Copy each line of the entries that contains the word "call".

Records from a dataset
------------------------

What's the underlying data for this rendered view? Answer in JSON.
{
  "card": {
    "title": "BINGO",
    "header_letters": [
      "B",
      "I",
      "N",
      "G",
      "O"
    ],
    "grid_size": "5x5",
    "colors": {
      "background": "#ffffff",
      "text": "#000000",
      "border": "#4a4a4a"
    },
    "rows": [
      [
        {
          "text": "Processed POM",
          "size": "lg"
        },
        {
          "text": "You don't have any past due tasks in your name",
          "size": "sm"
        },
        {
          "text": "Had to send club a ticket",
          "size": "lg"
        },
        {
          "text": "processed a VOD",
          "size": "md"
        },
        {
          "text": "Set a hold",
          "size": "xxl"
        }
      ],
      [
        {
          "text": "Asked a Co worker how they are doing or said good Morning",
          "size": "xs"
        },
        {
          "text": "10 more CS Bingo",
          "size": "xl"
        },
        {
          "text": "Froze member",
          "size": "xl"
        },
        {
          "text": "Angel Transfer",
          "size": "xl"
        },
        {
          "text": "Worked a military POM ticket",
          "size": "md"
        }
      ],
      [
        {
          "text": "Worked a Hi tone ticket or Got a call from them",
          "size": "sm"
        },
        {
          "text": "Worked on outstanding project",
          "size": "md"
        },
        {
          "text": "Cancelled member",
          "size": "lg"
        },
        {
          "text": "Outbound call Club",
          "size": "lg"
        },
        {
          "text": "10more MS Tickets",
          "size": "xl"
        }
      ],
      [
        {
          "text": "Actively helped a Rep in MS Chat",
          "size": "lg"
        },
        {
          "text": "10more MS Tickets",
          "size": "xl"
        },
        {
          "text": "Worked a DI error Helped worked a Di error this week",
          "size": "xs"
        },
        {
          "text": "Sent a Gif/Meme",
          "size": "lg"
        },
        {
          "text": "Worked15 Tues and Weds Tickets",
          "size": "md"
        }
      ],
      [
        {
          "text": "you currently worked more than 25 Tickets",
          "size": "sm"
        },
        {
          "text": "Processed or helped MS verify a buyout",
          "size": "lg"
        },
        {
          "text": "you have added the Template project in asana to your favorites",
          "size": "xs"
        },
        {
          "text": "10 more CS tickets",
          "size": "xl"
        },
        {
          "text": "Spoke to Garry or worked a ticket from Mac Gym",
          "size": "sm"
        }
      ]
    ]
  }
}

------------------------

EXERCISE ANSWER.
          "text": "Worked a Hi tone ticket or Got a call from them",
          "text": "Outbound call Club",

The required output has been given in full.